* TASK ITEM *
Going line by line through the listing below, count each line that includes the word "this", and reply with the count only.

* SUPPLIED MATERIAL *
■ ■ ■ ■ ■ ■ ■

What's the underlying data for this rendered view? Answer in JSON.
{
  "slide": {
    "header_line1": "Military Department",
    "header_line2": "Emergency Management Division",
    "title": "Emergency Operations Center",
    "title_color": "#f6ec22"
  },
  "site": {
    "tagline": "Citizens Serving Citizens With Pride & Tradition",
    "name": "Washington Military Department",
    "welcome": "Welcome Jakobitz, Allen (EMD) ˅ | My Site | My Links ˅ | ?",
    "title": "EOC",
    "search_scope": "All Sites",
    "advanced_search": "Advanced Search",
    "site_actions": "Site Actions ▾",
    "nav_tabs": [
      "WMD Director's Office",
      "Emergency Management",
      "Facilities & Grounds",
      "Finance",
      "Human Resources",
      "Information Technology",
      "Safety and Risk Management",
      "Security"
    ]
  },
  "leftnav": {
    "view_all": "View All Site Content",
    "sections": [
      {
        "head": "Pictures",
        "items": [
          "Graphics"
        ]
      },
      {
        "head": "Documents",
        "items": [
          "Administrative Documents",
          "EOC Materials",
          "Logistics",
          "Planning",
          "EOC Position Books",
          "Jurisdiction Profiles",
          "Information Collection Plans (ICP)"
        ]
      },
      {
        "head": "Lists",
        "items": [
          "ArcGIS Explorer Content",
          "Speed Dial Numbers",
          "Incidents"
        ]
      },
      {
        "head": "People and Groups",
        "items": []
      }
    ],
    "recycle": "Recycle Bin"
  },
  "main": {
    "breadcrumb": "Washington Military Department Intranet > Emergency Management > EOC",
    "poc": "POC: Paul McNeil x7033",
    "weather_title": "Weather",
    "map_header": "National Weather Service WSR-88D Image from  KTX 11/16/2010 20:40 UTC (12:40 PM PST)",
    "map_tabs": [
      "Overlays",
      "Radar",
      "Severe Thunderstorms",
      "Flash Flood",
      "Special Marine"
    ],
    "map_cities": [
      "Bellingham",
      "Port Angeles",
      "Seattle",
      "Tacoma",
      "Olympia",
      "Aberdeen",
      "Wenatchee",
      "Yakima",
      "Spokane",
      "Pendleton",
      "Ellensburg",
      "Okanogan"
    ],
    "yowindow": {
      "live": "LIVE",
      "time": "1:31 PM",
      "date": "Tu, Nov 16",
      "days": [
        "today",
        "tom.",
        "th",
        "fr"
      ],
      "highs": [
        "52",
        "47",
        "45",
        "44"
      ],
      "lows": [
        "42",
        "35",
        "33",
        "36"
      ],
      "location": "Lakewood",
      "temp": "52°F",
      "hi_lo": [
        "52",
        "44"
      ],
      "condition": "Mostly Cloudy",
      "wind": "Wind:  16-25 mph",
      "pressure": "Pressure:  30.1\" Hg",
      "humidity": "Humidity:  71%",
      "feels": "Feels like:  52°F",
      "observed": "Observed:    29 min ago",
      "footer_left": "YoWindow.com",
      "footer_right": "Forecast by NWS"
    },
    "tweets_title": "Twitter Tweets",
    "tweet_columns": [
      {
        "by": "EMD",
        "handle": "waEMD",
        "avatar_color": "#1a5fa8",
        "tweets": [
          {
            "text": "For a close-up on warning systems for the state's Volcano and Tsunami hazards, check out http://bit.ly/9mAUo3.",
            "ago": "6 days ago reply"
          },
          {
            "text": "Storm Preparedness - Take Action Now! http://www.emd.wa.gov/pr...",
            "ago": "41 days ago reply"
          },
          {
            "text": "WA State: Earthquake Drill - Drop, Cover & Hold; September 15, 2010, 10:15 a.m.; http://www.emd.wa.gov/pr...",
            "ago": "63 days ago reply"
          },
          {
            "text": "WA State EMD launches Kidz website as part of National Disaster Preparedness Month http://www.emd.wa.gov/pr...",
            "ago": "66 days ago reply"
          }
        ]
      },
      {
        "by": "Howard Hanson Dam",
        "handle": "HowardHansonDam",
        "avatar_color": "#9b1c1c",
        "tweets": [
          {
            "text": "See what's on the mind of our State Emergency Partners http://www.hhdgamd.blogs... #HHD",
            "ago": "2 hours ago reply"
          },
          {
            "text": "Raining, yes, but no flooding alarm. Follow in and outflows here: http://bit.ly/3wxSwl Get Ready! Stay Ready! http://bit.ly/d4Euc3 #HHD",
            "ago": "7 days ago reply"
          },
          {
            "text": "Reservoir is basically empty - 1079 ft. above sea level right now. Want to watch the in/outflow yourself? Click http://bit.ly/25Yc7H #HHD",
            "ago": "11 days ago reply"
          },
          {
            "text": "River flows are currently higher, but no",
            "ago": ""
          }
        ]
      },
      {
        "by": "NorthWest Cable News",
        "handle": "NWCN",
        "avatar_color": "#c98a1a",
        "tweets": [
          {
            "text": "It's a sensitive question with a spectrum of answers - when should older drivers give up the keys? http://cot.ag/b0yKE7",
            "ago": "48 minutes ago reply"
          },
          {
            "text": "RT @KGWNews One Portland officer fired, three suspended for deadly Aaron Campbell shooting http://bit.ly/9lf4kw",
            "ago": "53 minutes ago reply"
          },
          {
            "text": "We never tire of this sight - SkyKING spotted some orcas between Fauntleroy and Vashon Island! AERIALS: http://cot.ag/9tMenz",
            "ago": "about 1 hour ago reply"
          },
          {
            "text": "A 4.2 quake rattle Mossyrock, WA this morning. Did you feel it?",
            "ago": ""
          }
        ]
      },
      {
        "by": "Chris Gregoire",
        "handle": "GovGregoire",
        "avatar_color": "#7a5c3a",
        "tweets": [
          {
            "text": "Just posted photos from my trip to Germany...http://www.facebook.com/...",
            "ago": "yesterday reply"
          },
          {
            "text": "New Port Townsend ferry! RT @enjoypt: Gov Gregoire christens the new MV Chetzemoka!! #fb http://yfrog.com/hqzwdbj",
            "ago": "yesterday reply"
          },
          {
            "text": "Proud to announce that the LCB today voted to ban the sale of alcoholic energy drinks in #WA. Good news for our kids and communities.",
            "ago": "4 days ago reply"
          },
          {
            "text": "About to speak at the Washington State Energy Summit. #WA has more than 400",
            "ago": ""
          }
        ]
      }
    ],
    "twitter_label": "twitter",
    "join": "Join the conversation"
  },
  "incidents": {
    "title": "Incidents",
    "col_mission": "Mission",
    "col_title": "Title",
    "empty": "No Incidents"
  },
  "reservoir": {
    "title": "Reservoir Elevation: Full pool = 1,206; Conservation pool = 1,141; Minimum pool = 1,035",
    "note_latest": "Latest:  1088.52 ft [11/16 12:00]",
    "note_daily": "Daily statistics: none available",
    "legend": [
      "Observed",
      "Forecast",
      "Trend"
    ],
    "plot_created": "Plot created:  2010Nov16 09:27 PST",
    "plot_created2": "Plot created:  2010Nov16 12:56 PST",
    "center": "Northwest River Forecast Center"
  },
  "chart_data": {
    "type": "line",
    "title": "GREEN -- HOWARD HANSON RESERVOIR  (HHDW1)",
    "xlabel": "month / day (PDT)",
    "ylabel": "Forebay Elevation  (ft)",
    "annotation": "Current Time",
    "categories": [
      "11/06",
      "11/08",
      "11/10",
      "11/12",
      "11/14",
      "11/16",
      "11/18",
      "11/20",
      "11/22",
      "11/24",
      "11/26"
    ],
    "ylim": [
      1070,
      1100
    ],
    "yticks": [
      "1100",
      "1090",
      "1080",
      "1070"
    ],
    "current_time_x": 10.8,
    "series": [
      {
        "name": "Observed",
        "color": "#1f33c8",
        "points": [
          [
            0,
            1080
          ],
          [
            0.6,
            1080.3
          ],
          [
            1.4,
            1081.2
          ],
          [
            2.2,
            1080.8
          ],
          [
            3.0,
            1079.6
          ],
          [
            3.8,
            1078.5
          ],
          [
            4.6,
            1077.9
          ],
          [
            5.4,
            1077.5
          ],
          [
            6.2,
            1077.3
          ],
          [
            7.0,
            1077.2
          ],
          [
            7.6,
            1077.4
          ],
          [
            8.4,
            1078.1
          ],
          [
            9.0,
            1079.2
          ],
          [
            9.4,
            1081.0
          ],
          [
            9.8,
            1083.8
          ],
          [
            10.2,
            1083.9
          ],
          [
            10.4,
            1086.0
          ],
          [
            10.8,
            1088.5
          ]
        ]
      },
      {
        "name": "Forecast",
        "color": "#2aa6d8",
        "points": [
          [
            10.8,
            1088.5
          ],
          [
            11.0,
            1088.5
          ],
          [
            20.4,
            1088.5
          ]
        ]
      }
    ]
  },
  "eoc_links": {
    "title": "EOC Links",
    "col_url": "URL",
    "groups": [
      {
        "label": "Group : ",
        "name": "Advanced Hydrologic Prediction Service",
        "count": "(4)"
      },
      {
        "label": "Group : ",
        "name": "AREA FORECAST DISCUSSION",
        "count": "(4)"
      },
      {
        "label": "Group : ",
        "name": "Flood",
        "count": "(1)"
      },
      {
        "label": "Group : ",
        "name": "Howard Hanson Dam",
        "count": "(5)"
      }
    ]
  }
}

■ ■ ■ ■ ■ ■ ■

* SOLUTION TO THE PROBLEM *
3